# Your instructions
Filter the entries for lines with the word "Platform".
* * * *
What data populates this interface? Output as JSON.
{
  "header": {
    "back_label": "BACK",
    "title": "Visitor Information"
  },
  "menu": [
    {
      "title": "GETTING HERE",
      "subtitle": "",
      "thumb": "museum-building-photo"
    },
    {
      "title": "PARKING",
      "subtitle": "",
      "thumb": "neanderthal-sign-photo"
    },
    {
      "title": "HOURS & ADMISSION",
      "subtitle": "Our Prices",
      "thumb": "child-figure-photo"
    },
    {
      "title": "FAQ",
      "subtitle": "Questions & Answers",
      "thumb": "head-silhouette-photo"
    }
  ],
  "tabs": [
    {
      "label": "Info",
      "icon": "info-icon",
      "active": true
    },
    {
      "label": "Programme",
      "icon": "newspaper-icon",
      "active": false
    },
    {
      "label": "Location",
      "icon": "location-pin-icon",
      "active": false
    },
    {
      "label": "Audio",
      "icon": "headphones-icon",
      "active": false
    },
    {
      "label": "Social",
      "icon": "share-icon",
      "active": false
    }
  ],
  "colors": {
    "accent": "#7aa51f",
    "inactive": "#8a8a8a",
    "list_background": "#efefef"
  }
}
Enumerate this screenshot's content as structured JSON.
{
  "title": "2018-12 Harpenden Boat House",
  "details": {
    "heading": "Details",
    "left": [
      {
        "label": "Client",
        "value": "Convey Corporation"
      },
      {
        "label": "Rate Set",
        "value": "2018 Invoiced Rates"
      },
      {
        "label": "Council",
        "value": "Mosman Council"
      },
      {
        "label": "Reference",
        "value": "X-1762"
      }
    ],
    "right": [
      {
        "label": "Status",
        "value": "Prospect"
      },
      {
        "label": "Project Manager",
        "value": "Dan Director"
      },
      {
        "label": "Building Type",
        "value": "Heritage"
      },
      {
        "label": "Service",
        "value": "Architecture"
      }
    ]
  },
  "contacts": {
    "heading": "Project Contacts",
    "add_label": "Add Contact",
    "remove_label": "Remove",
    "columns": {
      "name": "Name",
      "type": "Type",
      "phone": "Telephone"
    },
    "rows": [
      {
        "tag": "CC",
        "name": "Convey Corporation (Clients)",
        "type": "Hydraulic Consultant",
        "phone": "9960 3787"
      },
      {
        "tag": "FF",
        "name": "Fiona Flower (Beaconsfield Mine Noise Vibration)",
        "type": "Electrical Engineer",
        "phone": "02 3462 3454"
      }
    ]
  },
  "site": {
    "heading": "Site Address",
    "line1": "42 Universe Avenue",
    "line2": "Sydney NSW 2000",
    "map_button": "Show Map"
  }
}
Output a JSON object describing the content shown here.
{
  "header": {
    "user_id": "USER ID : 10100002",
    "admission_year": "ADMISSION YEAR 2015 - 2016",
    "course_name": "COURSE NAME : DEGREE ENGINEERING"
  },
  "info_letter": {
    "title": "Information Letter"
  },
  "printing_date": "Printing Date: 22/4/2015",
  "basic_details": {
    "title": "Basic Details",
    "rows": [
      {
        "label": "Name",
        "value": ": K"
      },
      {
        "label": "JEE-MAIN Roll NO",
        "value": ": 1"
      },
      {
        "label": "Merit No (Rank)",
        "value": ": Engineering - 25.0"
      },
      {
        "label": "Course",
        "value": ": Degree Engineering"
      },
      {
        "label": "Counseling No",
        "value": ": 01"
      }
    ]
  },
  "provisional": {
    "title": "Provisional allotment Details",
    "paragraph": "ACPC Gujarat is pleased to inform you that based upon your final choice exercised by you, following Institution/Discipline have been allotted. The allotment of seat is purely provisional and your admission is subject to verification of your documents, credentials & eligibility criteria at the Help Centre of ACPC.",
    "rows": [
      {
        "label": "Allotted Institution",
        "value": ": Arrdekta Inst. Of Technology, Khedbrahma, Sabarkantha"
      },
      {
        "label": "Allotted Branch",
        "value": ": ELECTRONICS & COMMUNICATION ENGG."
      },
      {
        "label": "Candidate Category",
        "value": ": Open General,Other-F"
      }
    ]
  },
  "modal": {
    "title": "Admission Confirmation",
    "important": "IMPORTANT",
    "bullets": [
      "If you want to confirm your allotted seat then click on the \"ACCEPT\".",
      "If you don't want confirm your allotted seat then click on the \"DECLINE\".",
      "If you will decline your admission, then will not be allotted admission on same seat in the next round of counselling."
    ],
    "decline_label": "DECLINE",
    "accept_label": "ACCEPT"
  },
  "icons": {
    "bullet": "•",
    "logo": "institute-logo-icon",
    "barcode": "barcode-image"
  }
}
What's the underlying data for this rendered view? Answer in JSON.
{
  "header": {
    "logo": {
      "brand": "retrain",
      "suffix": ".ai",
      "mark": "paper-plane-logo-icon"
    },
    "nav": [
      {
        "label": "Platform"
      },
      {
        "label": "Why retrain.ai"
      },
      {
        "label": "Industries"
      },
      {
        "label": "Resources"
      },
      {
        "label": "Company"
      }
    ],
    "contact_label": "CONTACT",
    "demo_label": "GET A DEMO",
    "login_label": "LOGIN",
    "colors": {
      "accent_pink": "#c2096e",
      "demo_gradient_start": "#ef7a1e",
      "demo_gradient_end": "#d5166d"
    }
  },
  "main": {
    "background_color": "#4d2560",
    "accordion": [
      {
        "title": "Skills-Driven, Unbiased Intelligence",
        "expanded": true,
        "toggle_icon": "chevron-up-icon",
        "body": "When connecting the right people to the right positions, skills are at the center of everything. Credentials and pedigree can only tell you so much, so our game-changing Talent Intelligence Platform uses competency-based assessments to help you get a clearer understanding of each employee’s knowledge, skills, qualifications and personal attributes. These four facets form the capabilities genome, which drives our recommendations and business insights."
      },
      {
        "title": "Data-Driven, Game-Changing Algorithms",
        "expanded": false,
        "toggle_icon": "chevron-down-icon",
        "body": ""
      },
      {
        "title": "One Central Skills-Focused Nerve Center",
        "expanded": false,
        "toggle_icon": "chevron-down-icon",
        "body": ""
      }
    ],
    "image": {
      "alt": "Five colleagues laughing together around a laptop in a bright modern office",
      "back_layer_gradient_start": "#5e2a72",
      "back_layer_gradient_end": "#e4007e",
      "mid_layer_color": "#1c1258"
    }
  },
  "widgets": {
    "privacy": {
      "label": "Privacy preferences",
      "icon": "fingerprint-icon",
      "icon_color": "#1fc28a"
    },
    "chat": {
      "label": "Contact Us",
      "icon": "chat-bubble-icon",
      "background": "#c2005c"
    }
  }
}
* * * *
# Your response
        "label": "Platform"
        "body": "When connecting the right people to the right positions, skills are at the center of everything. Credentials and pedigree can only tell you so much, so our game-changing Talent Intelligence Platform uses competency-based assessments to help you get a clearer understanding of each employee’s knowledge, skills, qualifications and personal attributes. These four facets form the capabilities genome, which drives our recommendations and business insights."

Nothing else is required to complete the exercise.